■ WHAT IS EXPECTED ■
Give back every record below precisely as written.

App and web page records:

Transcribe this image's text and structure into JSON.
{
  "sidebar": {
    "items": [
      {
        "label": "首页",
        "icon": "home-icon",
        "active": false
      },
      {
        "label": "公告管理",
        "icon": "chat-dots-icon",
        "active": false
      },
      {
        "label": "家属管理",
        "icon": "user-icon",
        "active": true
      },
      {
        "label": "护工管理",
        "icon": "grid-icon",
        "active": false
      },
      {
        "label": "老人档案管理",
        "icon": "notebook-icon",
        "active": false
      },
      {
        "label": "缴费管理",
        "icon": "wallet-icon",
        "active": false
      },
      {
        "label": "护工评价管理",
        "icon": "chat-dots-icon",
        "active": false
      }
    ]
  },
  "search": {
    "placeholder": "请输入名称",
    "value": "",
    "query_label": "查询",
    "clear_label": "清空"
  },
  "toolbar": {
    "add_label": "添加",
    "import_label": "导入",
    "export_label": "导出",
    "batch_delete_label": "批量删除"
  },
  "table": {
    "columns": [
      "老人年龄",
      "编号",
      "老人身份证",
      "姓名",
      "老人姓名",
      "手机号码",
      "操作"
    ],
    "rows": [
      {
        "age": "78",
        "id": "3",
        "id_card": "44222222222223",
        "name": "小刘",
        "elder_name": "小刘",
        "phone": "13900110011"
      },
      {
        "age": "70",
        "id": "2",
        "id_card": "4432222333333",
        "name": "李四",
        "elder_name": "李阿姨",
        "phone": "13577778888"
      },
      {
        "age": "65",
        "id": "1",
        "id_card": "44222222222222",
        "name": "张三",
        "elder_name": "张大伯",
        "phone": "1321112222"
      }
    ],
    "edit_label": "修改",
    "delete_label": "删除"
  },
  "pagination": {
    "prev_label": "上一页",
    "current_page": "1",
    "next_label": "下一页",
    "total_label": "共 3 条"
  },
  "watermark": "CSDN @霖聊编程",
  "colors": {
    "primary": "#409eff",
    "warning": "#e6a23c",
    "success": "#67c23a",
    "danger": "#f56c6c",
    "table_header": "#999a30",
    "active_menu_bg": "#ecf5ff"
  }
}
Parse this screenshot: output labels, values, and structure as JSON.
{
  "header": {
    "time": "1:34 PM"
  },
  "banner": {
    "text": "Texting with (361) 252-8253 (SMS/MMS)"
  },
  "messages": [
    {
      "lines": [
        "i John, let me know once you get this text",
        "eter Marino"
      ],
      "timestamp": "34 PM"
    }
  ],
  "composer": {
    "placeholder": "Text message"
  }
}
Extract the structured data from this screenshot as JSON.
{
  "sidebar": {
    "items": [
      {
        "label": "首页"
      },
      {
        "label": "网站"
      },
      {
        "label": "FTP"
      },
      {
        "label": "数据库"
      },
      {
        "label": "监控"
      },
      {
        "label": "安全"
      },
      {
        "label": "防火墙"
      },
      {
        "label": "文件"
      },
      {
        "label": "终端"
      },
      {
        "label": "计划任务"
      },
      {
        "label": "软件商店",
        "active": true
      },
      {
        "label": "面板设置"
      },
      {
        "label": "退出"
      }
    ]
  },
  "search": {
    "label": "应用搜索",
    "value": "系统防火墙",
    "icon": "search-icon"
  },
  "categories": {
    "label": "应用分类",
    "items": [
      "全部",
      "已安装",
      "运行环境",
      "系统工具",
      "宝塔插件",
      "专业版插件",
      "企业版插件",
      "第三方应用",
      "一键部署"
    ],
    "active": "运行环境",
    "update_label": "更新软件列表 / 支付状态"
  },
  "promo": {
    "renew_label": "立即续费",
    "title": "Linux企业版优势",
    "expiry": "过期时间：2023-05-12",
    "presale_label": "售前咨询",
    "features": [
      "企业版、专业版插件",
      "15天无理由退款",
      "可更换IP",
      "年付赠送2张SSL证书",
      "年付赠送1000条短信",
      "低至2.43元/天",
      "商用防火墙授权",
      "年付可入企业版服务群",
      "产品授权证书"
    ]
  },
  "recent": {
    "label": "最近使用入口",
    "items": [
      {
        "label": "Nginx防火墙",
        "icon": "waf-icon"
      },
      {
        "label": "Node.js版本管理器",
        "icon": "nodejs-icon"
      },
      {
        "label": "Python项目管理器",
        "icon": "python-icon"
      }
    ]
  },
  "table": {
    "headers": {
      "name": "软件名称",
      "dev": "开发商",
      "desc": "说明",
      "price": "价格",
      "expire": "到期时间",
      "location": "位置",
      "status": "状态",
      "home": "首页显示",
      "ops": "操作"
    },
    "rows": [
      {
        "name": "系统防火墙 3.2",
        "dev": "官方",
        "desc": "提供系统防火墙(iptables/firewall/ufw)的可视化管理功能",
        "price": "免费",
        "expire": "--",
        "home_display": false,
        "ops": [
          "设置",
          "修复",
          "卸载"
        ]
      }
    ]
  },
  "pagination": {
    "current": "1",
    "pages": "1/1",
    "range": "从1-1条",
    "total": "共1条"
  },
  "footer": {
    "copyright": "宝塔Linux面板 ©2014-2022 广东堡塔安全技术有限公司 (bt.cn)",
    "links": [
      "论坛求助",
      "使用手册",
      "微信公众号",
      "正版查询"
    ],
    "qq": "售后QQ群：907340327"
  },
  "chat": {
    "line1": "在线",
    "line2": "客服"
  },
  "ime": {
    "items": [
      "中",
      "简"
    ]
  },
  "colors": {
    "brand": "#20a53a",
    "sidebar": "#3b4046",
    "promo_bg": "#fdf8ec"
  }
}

■ WRITTEN ANSWER ■
Transcribe this image's text and structure into JSON.
{
  "sidebar": {
    "items": [
      {
        "label": "首页",
        "icon": "home-icon",
        "active": false
      },
      {
        "label": "公告管理",
        "icon": "chat-dots-icon",
        "active": false
      },
      {
        "label": "家属管理",
        "icon": "user-icon",
        "active": true
      },
      {
        "label": "护工管理",
        "icon": "grid-icon",
        "active": false
      },
      {
        "label": "老人档案管理",
        "icon": "notebook-icon",
        "active": false
      },
      {
        "label": "缴费管理",
        "icon": "wallet-icon",
        "active": false
      },
      {
        "label": "护工评价管理",
        "icon": "chat-dots-icon",
        "active": false
      }
    ]
  },
  "search": {
    "placeholder": "请输入名称",
    "value": "",
    "query_label": "查询",
    "clear_label": "清空"
  },
  "toolbar": {
    "add_label": "添加",
    "import_label": "导入",
    "export_label": "导出",
    "batch_delete_label": "批量删除"
  },
  "table": {
    "columns": [
      "老人年龄",
      "编号",
      "老人身份证",
      "姓名",
      "老人姓名",
      "手机号码",
      "操作"
    ],
    "rows": [
      {
        "age": "78",
        "id": "3",
        "id_card": "44222222222223",
        "name": "小刘",
        "elder_name": "小刘",
        "phone": "13900110011"
      },
      {
        "age": "70",
        "id": "2",
        "id_card": "4432222333333",
        "name": "李四",
        "elder_name": "李阿姨",
        "phone": "13577778888"
      },
      {
        "age": "65",
        "id": "1",
        "id_card": "44222222222222",
        "name": "张三",
        "elder_name": "张大伯",
        "phone": "1321112222"
      }
    ],
    "edit_label": "修改",
    "delete_label": "删除"
  },
  "pagination": {
    "prev_label": "上一页",
    "current_page": "1",
    "next_label": "下一页",
    "total_label": "共 3 条"
  },
  "watermark": "CSDN @霖聊编程",
  "colors": {
    "primary": "#409eff",
    "warning": "#e6a23c",
    "success": "#67c23a",
    "danger": "#f56c6c",
    "table_header": "#999a30",
    "active_menu_bg": "#ecf5ff"
  }
}
Parse this screenshot: output labels, values, and structure as JSON.
{
  "header": {
    "time": "1:34 PM"
  },
  "banner": {
    "text": "Texting with (361) 252-8253 (SMS/MMS)"
  },
  "messages": [
    {
      "lines": [
        "i John, let me know once you get this text",
        "eter Marino"
      ],
      "timestamp": "34 PM"
    }
  ],
  "composer": {
    "placeholder": "Text message"
  }
}
Extract the structured data from this screenshot as JSON.
{
  "sidebar": {
    "items": [
      {
        "label": "首页"
      },
      {
        "label": "网站"
      },
      {
        "label": "FTP"
      },
      {
        "label": "数据库"
      },
      {
        "label": "监控"
      },
      {
        "label": "安全"
      },
      {
        "label": "防火墙"
      },
      {
        "label": "文件"
      },
      {
        "label": "终端"
      },
      {
        "label": "计划任务"
      },
      {
        "label": "软件商店",
        "active": true
      },
      {
        "label": "面板设置"
      },
      {
        "label": "退出"
      }
    ]
  },
  "search": {
    "label": "应用搜索",
    "value": "系统防火墙",
    "icon": "search-icon"
  },
  "categories": {
    "label": "应用分类",
    "items": [
      "全部",
      "已安装",
      "运行环境",
      "系统工具",
      "宝塔插件",
      "专业版插件",
      "企业版插件",
      "第三方应用",
      "一键部署"
    ],
    "active": "运行环境",
    "update_label": "更新软件列表 / 支付状态"
  },
  "promo": {
    "renew_label": "立即续费",
    "title": "Linux企业版优势",
    "expiry": "过期时间：2023-05-12",
    "presale_label": "售前咨询",
    "features": [
      "企业版、专业版插件",
      "15天无理由退款",
      "可更换IP",
      "年付赠送2张SSL证书",
      "年付赠送1000条短信",
      "低至2.43元/天",
      "商用防火墙授权",
      "年付可入企业版服务群",
      "产品授权证书"
    ]
  },
  "recent": {
    "label": "最近使用入口",
    "items": [
      {
        "label": "Nginx防火墙",
        "icon": "waf-icon"
      },
      {
        "label": "Node.js版本管理器",
        "icon": "nodejs-icon"
      },
      {
        "label": "Python项目管理器",
        "icon": "python-icon"
      }
    ]
  },
  "table": {
    "headers": {
      "name": "软件名称",
      "dev": "开发商",
      "desc": "说明",
      "price": "价格",
      "expire": "到期时间",
      "location": "位置",
      "status": "状态",
      "home": "首页显示",
      "ops": "操作"
    },
    "rows": [
      {
        "name": "系统防火墙 3.2",
        "dev": "官方",
        "desc": "提供系统防火墙(iptables/firewall/ufw)的可视化管理功能",
        "price": "免费",
        "expire": "--",
        "home_display": false,
        "ops": [
          "设置",
          "修复",
          "卸载"
        ]
      }
    ]
  },
  "pagination": {
    "current": "1",
    "pages": "1/1",
    "range": "从1-1条",
    "total": "共1条"
  },
  "footer": {
    "copyright": "宝塔Linux面板 ©2014-2022 广东堡塔安全技术有限公司 (bt.cn)",
    "links": [
      "论坛求助",
      "使用手册",
      "微信公众号",
      "正版查询"
    ],
    "qq": "售后QQ群：907340327"
  },
  "chat": {
    "line1": "在线",
    "line2": "客服"
  },
  "ime": {
    "items": [
      "中",
      "简"
    ]
  },
  "colors": {
    "brand": "#20a53a",
    "sidebar": "#3b4046",
    "promo_bg": "#fdf8ec"
  }
}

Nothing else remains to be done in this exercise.